Your assignment
Would you retype the whole listing exactly, leaving its pictures out?
###
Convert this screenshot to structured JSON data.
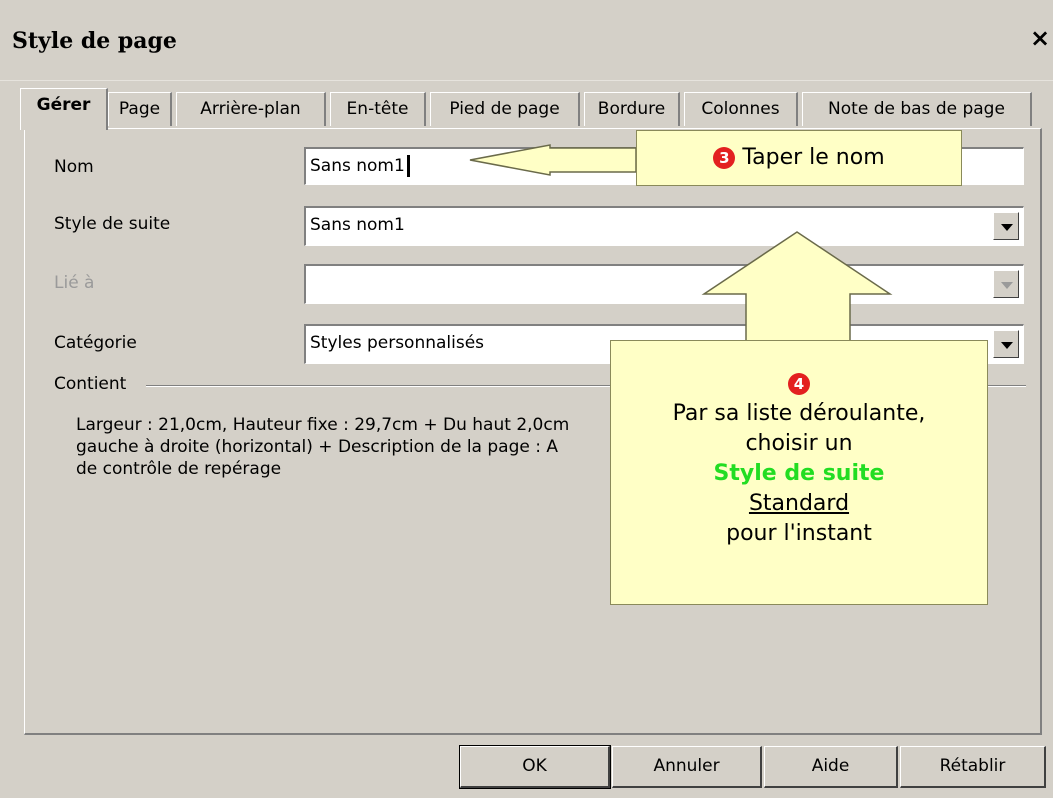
{
  "dialog": {
    "title": "Style de page",
    "close_label": "×"
  },
  "tabs": [
    {
      "label": "Gérer",
      "active": true
    },
    {
      "label": "Page"
    },
    {
      "label": "Arrière-plan"
    },
    {
      "label": "En-tête"
    },
    {
      "label": "Pied de page"
    },
    {
      "label": "Bordure"
    },
    {
      "label": "Colonnes"
    },
    {
      "label": "Note de bas de page"
    }
  ],
  "form": {
    "nom_label": "Nom",
    "nom_value": "Sans nom1",
    "suite_label": "Style de suite",
    "suite_value": "Sans nom1",
    "lie_label": "Lié à",
    "lie_value": "",
    "categorie_label": "Catégorie",
    "categorie_value": "Styles personnalisés"
  },
  "contient": {
    "label": "Contient",
    "line1": "Largeur : 21,0cm, Hauteur fixe : 29,7cm + Du haut 2,0cm",
    "line2": "gauche à droite (horizontal) + Description de la page : A",
    "line3": "de contrôle de repérage"
  },
  "buttons": {
    "ok": "OK",
    "annuler": "Annuler",
    "aide": "Aide",
    "retablir": "Rétablir"
  },
  "callouts": {
    "c3_num": "3",
    "c3_text": "Taper le nom",
    "c4_num": "4",
    "c4_line1": "Par sa liste déroulante,",
    "c4_line2": "choisir un",
    "c4_line3": "Style de suite",
    "c4_line4": "Standard",
    "c4_line5": "pour l'instant"
  },
  "colors": {
    "callout_bg": "#ffffc6",
    "number_bg": "#e32020",
    "highlight": "#22dd22",
    "dialog_bg": "#d4d0c8"
  }
}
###
Solution to this problem
Convert this screenshot to structured JSON data.
{
  "dialog": {
    "title": "Style de page",
    "close_label": "×"
  },
  "tabs": [
    {
      "label": "Gérer",
      "active": true
    },
    {
      "label": "Page"
    },
    {
      "label": "Arrière-plan"
    },
    {
      "label": "En-tête"
    },
    {
      "label": "Pied de page"
    },
    {
      "label": "Bordure"
    },
    {
      "label": "Colonnes"
    },
    {
      "label": "Note de bas de page"
    }
  ],
  "form": {
    "nom_label": "Nom",
    "nom_value": "Sans nom1",
    "suite_label": "Style de suite",
    "suite_value": "Sans nom1",
    "lie_label": "Lié à",
    "lie_value": "",
    "categorie_label": "Catégorie",
    "categorie_value": "Styles personnalisés"
  },
  "contient": {
    "label": "Contient",
    "line1": "Largeur : 21,0cm, Hauteur fixe : 29,7cm + Du haut 2,0cm",
    "line2": "gauche à droite (horizontal) + Description de la page : A",
    "line3": "de contrôle de repérage"
  },
  "buttons": {
    "ok": "OK",
    "annuler": "Annuler",
    "aide": "Aide",
    "retablir": "Rétablir"
  },
  "callouts": {
    "c3_num": "3",
    "c3_text": "Taper le nom",
    "c4_num": "4",
    "c4_line1": "Par sa liste déroulante,",
    "c4_line2": "choisir un",
    "c4_line3": "Style de suite",
    "c4_line4": "Standard",
    "c4_line5": "pour l'instant"
  },
  "colors": {
    "callout_bg": "#ffffc6",
    "number_bg": "#e32020",
    "highlight": "#22dd22",
    "dialog_bg": "#d4d0c8"
  }
}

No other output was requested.